WHAT THIS TASK INVOLVES >>
Every record, down to the last line, must be given again exactly.

DATA SHOWN >>
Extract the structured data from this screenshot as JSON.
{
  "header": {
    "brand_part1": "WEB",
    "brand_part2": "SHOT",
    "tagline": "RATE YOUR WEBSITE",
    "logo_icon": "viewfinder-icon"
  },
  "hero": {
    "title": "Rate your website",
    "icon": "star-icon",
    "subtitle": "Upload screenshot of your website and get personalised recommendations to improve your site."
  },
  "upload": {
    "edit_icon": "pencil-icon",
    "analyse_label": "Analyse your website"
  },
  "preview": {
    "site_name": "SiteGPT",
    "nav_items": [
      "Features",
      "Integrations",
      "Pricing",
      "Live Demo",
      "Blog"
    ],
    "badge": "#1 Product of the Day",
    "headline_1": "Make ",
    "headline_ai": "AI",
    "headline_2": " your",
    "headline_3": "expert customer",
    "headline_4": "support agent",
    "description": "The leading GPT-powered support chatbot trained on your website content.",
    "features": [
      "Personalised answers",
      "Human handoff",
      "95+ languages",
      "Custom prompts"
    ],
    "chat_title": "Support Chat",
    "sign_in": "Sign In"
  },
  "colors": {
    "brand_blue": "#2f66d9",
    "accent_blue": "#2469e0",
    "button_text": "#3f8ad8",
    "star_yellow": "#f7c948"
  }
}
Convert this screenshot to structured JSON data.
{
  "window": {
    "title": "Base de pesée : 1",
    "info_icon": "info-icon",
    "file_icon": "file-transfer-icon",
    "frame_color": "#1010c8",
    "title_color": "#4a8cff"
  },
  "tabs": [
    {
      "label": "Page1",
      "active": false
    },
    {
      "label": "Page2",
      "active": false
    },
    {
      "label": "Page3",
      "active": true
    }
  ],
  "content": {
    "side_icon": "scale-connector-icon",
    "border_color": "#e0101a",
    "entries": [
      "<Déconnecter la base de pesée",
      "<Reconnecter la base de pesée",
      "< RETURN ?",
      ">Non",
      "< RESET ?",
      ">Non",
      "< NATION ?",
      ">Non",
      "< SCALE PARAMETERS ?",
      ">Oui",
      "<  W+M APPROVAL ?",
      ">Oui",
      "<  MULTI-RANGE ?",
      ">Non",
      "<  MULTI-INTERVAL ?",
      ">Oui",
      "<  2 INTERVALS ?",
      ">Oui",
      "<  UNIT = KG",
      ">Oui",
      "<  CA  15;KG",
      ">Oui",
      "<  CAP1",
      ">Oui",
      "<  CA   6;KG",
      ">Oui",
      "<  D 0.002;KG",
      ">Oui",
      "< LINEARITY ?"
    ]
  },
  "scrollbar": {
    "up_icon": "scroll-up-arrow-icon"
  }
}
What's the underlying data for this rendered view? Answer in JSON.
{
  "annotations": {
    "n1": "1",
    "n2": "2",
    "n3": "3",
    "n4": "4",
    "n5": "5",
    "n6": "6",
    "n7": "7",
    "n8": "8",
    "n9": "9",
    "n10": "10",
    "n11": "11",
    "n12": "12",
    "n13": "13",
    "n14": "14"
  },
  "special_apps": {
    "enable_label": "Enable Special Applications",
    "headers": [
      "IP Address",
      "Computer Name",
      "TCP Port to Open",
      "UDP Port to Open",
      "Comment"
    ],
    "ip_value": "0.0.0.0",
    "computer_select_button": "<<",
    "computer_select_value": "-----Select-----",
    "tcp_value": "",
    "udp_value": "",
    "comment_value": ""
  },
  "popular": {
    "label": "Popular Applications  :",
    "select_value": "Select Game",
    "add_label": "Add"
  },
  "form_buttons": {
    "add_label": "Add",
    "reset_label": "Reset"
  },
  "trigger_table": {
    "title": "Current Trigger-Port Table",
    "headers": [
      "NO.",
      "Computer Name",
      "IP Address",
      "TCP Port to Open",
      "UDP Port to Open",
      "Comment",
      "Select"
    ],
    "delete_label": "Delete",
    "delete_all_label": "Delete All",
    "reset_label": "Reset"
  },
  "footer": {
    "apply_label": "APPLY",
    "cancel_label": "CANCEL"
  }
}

RESPONSE >>
Extract the structured data from this screenshot as JSON.
{
  "header": {
    "brand_part1": "WEB",
    "brand_part2": "SHOT",
    "tagline": "RATE YOUR WEBSITE",
    "logo_icon": "viewfinder-icon"
  },
  "hero": {
    "title": "Rate your website",
    "icon": "star-icon",
    "subtitle": "Upload screenshot of your website and get personalised recommendations to improve your site."
  },
  "upload": {
    "edit_icon": "pencil-icon",
    "analyse_label": "Analyse your website"
  },
  "preview": {
    "site_name": "SiteGPT",
    "nav_items": [
      "Features",
      "Integrations",
      "Pricing",
      "Live Demo",
      "Blog"
    ],
    "badge": "#1 Product of the Day",
    "headline_1": "Make ",
    "headline_ai": "AI",
    "headline_2": " your",
    "headline_3": "expert customer",
    "headline_4": "support agent",
    "description": "The leading GPT-powered support chatbot trained on your website content.",
    "features": [
      "Personalised answers",
      "Human handoff",
      "95+ languages",
      "Custom prompts"
    ],
    "chat_title": "Support Chat",
    "sign_in": "Sign In"
  },
  "colors": {
    "brand_blue": "#2f66d9",
    "accent_blue": "#2469e0",
    "button_text": "#3f8ad8",
    "star_yellow": "#f7c948"
  }
}
Convert this screenshot to structured JSON data.
{
  "window": {
    "title": "Base de pesée : 1",
    "info_icon": "info-icon",
    "file_icon": "file-transfer-icon",
    "frame_color": "#1010c8",
    "title_color": "#4a8cff"
  },
  "tabs": [
    {
      "label": "Page1",
      "active": false
    },
    {
      "label": "Page2",
      "active": false
    },
    {
      "label": "Page3",
      "active": true
    }
  ],
  "content": {
    "side_icon": "scale-connector-icon",
    "border_color": "#e0101a",
    "entries": [
      "<Déconnecter la base de pesée",
      "<Reconnecter la base de pesée",
      "< RETURN ?",
      ">Non",
      "< RESET ?",
      ">Non",
      "< NATION ?",
      ">Non",
      "< SCALE PARAMETERS ?",
      ">Oui",
      "<  W+M APPROVAL ?",
      ">Oui",
      "<  MULTI-RANGE ?",
      ">Non",
      "<  MULTI-INTERVAL ?",
      ">Oui",
      "<  2 INTERVALS ?",
      ">Oui",
      "<  UNIT = KG",
      ">Oui",
      "<  CA  15;KG",
      ">Oui",
      "<  CAP1",
      ">Oui",
      "<  CA   6;KG",
      ">Oui",
      "<  D 0.002;KG",
      ">Oui",
      "< LINEARITY ?"
    ]
  },
  "scrollbar": {
    "up_icon": "scroll-up-arrow-icon"
  }
}
What's the underlying data for this rendered view? Answer in JSON.
{
  "annotations": {
    "n1": "1",
    "n2": "2",
    "n3": "3",
    "n4": "4",
    "n5": "5",
    "n6": "6",
    "n7": "7",
    "n8": "8",
    "n9": "9",
    "n10": "10",
    "n11": "11",
    "n12": "12",
    "n13": "13",
    "n14": "14"
  },
  "special_apps": {
    "enable_label": "Enable Special Applications",
    "headers": [
      "IP Address",
      "Computer Name",
      "TCP Port to Open",
      "UDP Port to Open",
      "Comment"
    ],
    "ip_value": "0.0.0.0",
    "computer_select_button": "<<",
    "computer_select_value": "-----Select-----",
    "tcp_value": "",
    "udp_value": "",
    "comment_value": ""
  },
  "popular": {
    "label": "Popular Applications  :",
    "select_value": "Select Game",
    "add_label": "Add"
  },
  "form_buttons": {
    "add_label": "Add",
    "reset_label": "Reset"
  },
  "trigger_table": {
    "title": "Current Trigger-Port Table",
    "headers": [
      "NO.",
      "Computer Name",
      "IP Address",
      "TCP Port to Open",
      "UDP Port to Open",
      "Comment",
      "Select"
    ],
    "delete_label": "Delete",
    "delete_all_label": "Delete All",
    "reset_label": "Reset"
  },
  "footer": {
    "apply_label": "APPLY",
    "cancel_label": "CANCEL"
  }
}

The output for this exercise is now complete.